The Congo River rises in the East African Rift, taking water in part from Lake Tanganyika. Then, after pooling the resources of a number of tributaries, it gets down to business with some nine thousand kilometres of navigable waterway. Its river basin includes the second largest rain forest, second only to the Amazon.
It travels an area of amazing biodiversity that has been raped and pillaged by wars, by the taking of large mammals for the bushmeat trade and by illegal logging. For around 1,750km of its length it runs completely undisturbed by any rapids or falls. Sadly it is this very ease of navigability that is the reason the poachers and forest-strippers can operate so readily.
Its equatorial location and huge network of tributaries mean it has a constant flow that maintains an impressive girth, ranging between 6km and 16km through its central stretch. It’s so wide and constant that the animal species on the two banks have developed very differently. The constancy of the Congo has been a physical barrier since way back to the time some 500 million years ago when the river was even bigger, spanning both Africa and South America when they were joined as Gondwanaland, the southern supercontinent.

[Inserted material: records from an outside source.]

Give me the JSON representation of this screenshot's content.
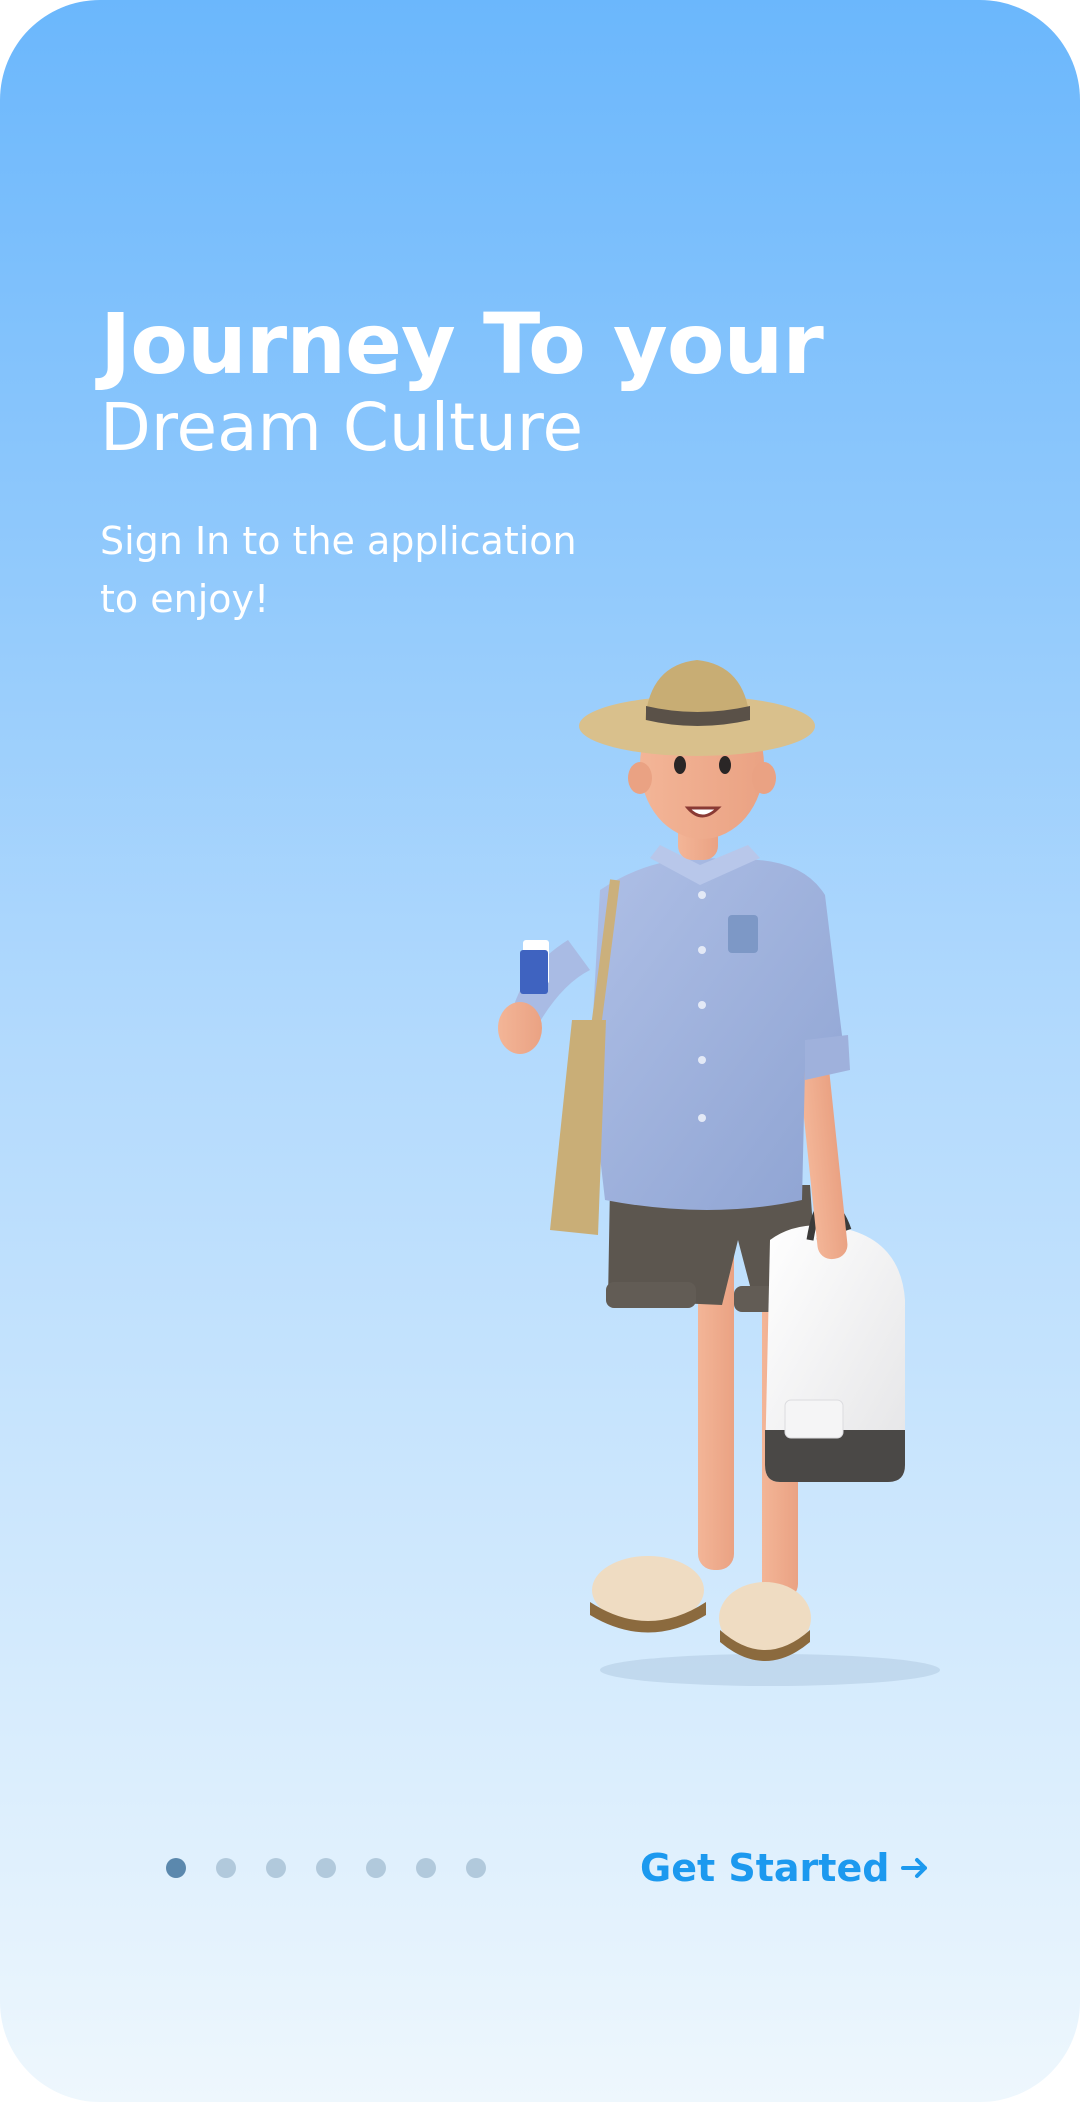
{
  "onboarding": {
    "title_line1": "Journey To your",
    "title_line2": "Dream Culture",
    "subtitle_line1": "Sign In to the application",
    "subtitle_line2": "to enjoy!",
    "illustration_icon": "traveler-illustration-icon",
    "pager": {
      "total": 7,
      "current": 1
    },
    "cta_label": "Get Started",
    "cta_icon": "arrow-right-icon"
  },
  "colors": {
    "gradient_top": "#6bb7fc",
    "gradient_bottom": "#eef7fd",
    "text_primary": "#ffffff",
    "accent": "#1c99ef",
    "dot_active": "#5b88ad",
    "dot_inactive": "#b1c9dc"
  }
}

The Congo turns southward and narrows for a section, down to just two kilometres wide. This was the target location that Wim had originally considered for release of the still water. Below this point the river broadens out again to form Pool Malebo where, on opposite banks, the two Congo national capitals of Kinshasha and Brazzaville are situated, with a combined population of more than nine million. It was these cities that he wished to target.
After this brief pause at the lake, the river then cascades down the Livingstone Falls, a series of more than thirty rapids, to the port of Matadi. It empties into the Gulf of Guinea and from there out into the Atlantic.
Wherever there are non-navigable sections a series of railways have been created to ‘join up the dots’ and form an economic ‘highway’ reaching right through the heart of Central Africa, bringing its minerals, cotton, coffee, sugar and palm-oil kernels down to the ocean port.
Perfect for their spectacular – assault by still water!